If the parties are unable to come to an agreement, the case proceeds to trial. Both parties present evidence and the judge decides the issues, including child custody and visitation, spousal support, property division and whether or not the divorce should be granted. If either party does not like the judge’s decision, they may appeal.

This process may last anywhere from a few months to several years. It may have many ups and downs. It may be petty and frustrating. It may empower you or make you feel as though you have absolutely no control. Even under the best of circumstances it will be traumatic and expensive. What is also amazing is that your adversary may not want to ever allow this process to end. The main determinant of how smoothly the process will go is the level of cooperation between the parties and their willingness to compromise. Family law lawyers can provide valuable counsel and objectivity in what can be emotionally charged situations. In my 16+ years of litigation, no two cases (or people) are alike.
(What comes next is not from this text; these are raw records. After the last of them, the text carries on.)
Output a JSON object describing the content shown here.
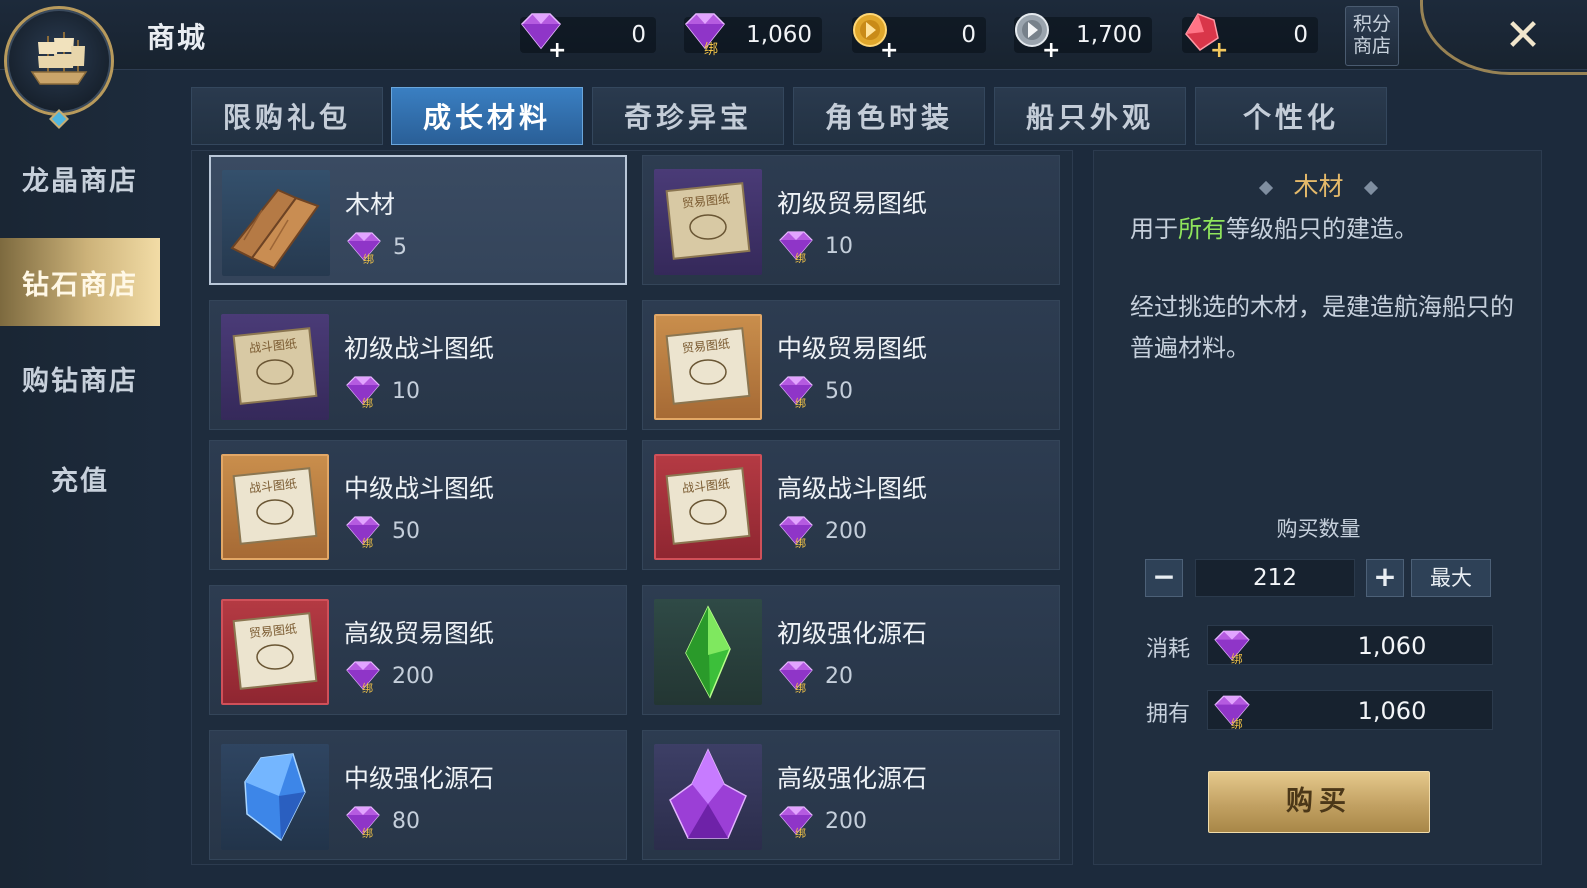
{
  "header": {
    "title": "商城",
    "currencies": [
      {
        "icon": "purple-diamond-icon",
        "value": "0"
      },
      {
        "icon": "bound-diamond-icon",
        "value": "1,060",
        "badge": "绑"
      },
      {
        "icon": "gold-coin-icon",
        "value": "0"
      },
      {
        "icon": "silver-coin-icon",
        "value": "1,700"
      },
      {
        "icon": "red-crystal-icon",
        "value": "0"
      }
    ],
    "points_shop": "积分\n商店",
    "close_icon": "close-icon"
  },
  "sidebar": {
    "items": [
      {
        "label": "龙晶商店"
      },
      {
        "label": "钻石商店"
      },
      {
        "label": "购钻商店"
      },
      {
        "label": "充值"
      }
    ]
  },
  "tabs": [
    {
      "label": "限购礼包"
    },
    {
      "label": "成长材料"
    },
    {
      "label": "奇珍异宝"
    },
    {
      "label": "角色时装"
    },
    {
      "label": "船只外观"
    },
    {
      "label": "个性化"
    }
  ],
  "items": [
    {
      "name": "木材",
      "price": "5",
      "thumb": "wood-planks-icon"
    },
    {
      "name": "初级贸易图纸",
      "price": "10",
      "thumb": "trade-blueprint-icon",
      "stamp": "贸易图纸"
    },
    {
      "name": "初级战斗图纸",
      "price": "10",
      "thumb": "battle-blueprint-icon",
      "stamp": "战斗图纸"
    },
    {
      "name": "中级贸易图纸",
      "price": "50",
      "thumb": "trade-blueprint-icon",
      "stamp": "贸易图纸"
    },
    {
      "name": "中级战斗图纸",
      "price": "50",
      "thumb": "battle-blueprint-icon",
      "stamp": "战斗图纸"
    },
    {
      "name": "高级战斗图纸",
      "price": "200",
      "thumb": "battle-blueprint-icon",
      "stamp": "战斗图纸"
    },
    {
      "name": "高级贸易图纸",
      "price": "200",
      "thumb": "trade-blueprint-icon",
      "stamp": "贸易图纸"
    },
    {
      "name": "初级强化源石",
      "price": "20",
      "thumb": "green-crystal-icon"
    },
    {
      "name": "中级强化源石",
      "price": "80",
      "thumb": "blue-crystal-icon"
    },
    {
      "name": "高级强化源石",
      "price": "200",
      "thumb": "purple-crystal-icon"
    }
  ],
  "detail": {
    "title": "木材",
    "line1_pre": "用于",
    "line1_hl": "所有",
    "line1_post": "等级船只的建造。",
    "desc": "经过挑选的木材，是建造航海船只的普遍材料。",
    "qty_label": "购买数量",
    "qty_value": "212",
    "max_label": "最大",
    "cost_label": "消耗",
    "cost_value": "1,060",
    "own_label": "拥有",
    "own_value": "1,060",
    "buy_label": "购买"
  },
  "colors": {
    "accent_gold": "#e4b96a",
    "highlight_green": "#8fe45c",
    "tab_active": "#3a7fc2"
  }
}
Contact Charles M. Rowland II at (937) 318-1384 to schedule a free consultation about your divorce case today.  Mr. Rowland is past-president of the Greene County Bar Association and has written the book on Civil Litigation in Ohio.  He has served on the Beavercreek School Board and as President of TCN-BHS, Greene County’s Mental Health/Drug & Alcohol treatment provider.  He is a 2005 Fellow to the Ohio State Bar Foundation and is one of only a few Greene County Attorneys who have been selected to the American Bar Association Foundation.  Charles M. Rowland II and his team of divorce attorneys, financial analysts, detectives and litigation experts can help you through a simple dissolution or complex divorce litigation.  When there is so much on the line, call someone with the credentials to win your case. 1-888-ROWLAND.